Records from a collection
++++++

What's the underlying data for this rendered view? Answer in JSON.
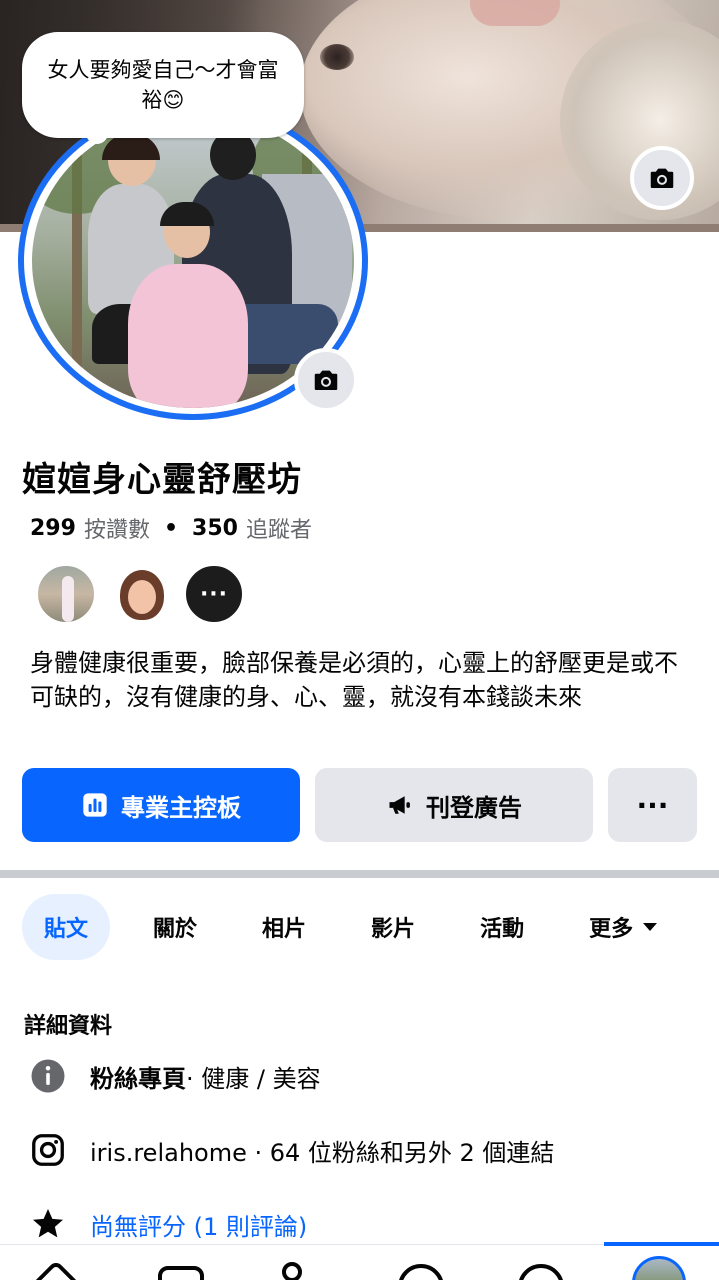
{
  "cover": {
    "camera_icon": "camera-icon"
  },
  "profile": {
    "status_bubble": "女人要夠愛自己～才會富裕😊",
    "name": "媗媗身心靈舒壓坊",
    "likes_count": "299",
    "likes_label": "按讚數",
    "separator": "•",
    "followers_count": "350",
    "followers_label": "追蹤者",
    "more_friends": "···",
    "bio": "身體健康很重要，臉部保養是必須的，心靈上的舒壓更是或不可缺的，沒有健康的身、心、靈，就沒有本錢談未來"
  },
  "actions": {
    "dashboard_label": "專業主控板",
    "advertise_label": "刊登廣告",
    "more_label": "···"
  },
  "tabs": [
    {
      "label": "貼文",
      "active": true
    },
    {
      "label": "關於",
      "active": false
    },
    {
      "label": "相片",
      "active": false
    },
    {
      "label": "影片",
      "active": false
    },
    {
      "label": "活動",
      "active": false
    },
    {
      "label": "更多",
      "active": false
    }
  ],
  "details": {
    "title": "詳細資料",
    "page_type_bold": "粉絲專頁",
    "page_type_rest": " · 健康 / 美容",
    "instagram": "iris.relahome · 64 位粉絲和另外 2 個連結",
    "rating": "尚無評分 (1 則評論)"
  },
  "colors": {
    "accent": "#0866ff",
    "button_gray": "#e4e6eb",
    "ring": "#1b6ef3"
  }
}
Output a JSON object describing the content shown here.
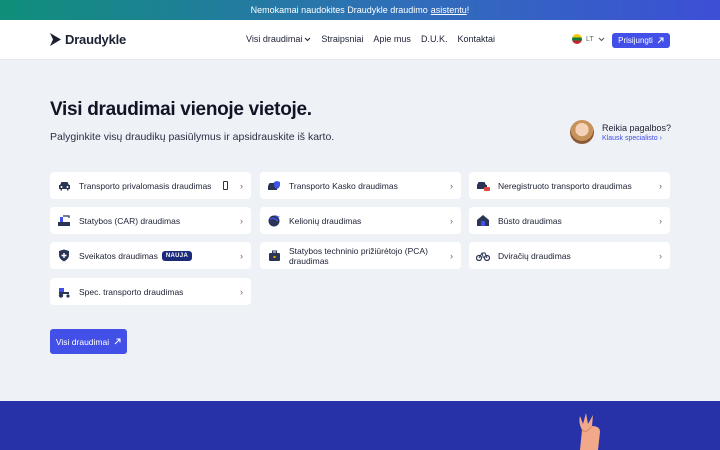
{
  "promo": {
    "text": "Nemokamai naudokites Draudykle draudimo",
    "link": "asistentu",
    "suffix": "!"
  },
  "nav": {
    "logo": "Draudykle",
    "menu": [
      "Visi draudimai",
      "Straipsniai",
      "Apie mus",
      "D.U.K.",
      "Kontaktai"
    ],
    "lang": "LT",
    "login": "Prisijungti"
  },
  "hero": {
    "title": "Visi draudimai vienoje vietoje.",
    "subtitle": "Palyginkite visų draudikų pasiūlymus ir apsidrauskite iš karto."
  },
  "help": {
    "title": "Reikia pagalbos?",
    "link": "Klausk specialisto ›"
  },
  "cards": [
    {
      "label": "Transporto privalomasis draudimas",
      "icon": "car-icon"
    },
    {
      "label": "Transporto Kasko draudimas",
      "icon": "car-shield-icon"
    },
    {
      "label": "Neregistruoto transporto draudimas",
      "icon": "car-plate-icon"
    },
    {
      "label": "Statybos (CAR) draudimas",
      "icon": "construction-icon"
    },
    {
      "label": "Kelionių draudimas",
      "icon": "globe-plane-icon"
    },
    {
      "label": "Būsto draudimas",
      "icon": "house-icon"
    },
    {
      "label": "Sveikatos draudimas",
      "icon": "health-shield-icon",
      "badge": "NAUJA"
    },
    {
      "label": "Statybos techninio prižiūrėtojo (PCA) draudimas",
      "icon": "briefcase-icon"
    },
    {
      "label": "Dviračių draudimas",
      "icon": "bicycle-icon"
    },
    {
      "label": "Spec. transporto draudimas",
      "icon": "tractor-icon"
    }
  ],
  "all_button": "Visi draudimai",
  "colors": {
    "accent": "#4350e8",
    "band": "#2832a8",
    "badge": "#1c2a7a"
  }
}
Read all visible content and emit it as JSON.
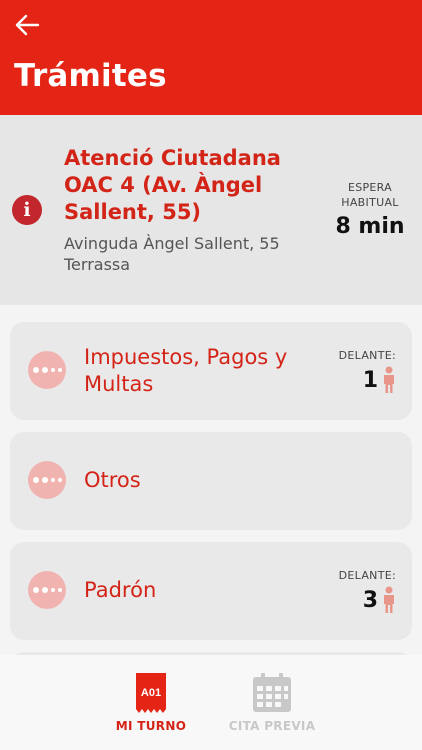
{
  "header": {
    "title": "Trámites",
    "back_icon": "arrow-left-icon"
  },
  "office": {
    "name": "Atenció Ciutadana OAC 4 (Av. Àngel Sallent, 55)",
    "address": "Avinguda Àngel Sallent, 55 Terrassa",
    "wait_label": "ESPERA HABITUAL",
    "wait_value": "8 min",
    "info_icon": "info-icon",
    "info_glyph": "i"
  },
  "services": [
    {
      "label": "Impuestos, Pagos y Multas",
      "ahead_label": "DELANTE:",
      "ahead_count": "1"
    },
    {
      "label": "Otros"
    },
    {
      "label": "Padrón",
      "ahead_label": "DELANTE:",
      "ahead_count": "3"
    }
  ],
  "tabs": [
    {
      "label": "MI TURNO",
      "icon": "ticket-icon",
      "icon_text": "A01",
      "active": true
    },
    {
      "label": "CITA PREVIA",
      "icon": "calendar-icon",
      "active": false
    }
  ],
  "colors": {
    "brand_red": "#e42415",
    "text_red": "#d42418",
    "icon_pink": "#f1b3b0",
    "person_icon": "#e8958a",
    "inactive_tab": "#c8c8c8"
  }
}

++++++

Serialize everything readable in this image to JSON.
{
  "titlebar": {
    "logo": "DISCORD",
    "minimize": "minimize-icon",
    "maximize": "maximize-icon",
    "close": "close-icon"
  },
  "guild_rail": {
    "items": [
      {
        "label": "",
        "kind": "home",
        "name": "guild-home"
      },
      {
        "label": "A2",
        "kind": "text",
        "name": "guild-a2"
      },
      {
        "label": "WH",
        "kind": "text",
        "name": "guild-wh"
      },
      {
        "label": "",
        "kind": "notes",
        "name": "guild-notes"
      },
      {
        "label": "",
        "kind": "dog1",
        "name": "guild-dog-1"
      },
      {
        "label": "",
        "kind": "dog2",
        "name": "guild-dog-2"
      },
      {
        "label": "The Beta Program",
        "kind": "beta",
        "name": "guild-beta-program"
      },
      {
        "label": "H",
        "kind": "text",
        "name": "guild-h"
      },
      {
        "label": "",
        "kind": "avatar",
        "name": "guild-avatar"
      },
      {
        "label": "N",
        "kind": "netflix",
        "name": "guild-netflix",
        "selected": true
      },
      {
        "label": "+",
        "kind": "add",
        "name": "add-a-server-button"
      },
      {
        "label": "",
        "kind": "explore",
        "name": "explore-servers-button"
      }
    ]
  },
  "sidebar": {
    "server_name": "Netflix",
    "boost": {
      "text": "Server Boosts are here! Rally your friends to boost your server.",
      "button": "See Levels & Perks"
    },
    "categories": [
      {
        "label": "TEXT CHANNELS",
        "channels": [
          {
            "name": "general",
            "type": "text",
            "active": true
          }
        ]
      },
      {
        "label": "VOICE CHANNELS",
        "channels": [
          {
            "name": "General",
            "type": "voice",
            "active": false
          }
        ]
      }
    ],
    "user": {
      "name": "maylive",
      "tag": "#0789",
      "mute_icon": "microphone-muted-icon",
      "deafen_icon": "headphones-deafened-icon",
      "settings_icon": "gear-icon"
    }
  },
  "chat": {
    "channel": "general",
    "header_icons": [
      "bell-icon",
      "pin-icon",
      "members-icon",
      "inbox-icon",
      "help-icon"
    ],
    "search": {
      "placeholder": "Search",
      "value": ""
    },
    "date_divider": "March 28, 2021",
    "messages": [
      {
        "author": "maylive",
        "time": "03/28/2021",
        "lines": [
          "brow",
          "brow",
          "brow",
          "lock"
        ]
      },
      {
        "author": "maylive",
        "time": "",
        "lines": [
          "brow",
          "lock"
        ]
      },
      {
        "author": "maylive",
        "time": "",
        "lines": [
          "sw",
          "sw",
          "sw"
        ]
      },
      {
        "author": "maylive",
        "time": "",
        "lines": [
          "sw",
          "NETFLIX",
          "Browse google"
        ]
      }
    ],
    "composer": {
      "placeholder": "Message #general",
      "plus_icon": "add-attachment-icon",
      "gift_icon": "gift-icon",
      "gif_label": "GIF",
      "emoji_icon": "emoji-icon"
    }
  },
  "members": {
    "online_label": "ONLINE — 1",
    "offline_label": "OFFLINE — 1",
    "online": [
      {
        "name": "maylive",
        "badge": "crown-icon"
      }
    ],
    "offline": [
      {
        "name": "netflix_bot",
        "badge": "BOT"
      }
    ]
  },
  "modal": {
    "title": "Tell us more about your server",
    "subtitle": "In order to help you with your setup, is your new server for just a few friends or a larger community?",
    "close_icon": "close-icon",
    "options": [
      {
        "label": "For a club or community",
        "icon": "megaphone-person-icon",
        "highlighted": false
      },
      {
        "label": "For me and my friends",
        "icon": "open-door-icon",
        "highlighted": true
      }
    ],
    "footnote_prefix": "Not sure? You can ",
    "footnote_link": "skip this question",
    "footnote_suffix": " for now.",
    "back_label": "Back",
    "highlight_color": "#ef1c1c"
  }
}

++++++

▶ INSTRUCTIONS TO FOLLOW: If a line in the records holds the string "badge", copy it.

▶ RESULT OF THIS EXERCISE:
      "badge": "NAUJA"
    "badge": "#1c2a7a"
        "badge": "crown-icon"
        "badge": "BOT"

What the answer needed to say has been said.